• DIRECTIONS:
A single number is expected: the count of lines in the entries below that contain "align".
---- SUPPLIED DATA
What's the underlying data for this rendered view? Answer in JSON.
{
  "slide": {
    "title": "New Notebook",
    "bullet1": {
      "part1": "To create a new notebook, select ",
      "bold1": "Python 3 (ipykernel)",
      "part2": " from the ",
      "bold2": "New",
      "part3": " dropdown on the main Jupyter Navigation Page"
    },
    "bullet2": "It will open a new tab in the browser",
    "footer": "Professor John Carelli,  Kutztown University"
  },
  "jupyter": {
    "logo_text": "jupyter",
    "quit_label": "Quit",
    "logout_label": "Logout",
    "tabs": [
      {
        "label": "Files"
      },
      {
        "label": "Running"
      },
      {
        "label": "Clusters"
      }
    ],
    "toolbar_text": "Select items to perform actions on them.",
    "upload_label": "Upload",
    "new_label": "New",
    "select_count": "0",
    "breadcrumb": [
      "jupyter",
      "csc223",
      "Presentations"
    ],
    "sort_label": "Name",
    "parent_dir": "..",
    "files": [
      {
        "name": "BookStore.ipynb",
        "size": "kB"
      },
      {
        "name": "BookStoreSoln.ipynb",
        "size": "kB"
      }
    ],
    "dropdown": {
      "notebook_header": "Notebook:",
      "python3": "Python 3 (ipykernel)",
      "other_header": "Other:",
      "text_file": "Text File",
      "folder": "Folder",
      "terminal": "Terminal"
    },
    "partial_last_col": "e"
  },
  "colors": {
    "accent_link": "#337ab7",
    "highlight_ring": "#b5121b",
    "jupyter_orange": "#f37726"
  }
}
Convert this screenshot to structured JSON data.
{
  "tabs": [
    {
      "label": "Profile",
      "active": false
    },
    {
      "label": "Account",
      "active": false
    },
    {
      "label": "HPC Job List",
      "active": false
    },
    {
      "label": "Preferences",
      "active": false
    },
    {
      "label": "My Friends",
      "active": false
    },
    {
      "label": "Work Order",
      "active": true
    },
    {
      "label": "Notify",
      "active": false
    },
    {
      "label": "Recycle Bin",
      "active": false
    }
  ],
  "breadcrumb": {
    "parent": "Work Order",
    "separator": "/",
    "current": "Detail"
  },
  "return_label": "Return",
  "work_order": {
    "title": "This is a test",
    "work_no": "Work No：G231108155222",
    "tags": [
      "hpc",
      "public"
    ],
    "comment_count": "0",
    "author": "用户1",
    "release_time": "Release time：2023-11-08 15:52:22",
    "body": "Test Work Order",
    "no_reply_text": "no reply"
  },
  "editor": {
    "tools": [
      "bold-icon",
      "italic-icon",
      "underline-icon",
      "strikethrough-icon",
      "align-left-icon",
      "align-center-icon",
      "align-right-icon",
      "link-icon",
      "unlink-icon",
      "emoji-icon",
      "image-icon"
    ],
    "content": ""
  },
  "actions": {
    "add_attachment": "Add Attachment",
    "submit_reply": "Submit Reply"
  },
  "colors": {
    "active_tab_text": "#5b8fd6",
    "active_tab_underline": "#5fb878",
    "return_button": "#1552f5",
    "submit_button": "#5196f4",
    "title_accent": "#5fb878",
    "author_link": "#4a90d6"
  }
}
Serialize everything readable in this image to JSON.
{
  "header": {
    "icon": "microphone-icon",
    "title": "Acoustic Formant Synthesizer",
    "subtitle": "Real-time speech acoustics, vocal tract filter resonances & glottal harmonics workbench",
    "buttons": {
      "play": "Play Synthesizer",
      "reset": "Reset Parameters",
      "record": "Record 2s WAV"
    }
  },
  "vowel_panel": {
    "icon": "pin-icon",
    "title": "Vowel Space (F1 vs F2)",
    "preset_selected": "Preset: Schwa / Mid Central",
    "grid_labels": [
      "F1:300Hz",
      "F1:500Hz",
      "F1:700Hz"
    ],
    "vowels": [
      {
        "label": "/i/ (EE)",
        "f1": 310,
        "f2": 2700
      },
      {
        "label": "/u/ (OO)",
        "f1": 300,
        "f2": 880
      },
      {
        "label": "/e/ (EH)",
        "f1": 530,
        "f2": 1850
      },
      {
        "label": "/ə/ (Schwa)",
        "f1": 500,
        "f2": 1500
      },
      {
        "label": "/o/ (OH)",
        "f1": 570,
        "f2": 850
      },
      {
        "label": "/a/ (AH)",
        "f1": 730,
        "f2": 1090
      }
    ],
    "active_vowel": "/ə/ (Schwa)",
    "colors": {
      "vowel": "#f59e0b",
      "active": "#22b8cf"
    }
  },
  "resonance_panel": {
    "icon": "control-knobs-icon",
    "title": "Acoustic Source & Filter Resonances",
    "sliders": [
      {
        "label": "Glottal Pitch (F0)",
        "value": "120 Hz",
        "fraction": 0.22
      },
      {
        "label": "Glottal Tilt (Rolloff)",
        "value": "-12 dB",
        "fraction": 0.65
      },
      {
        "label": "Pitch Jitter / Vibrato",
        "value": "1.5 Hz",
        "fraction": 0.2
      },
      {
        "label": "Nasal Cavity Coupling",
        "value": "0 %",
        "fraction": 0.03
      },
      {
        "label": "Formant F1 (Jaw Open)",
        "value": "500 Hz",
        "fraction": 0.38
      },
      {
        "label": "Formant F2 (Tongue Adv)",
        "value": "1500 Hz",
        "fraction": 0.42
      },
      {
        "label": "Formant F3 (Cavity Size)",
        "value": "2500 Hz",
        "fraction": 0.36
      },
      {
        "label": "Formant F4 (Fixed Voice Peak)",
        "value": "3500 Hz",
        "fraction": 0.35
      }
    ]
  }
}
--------
• ANSWER TO THE EXERCISE:
3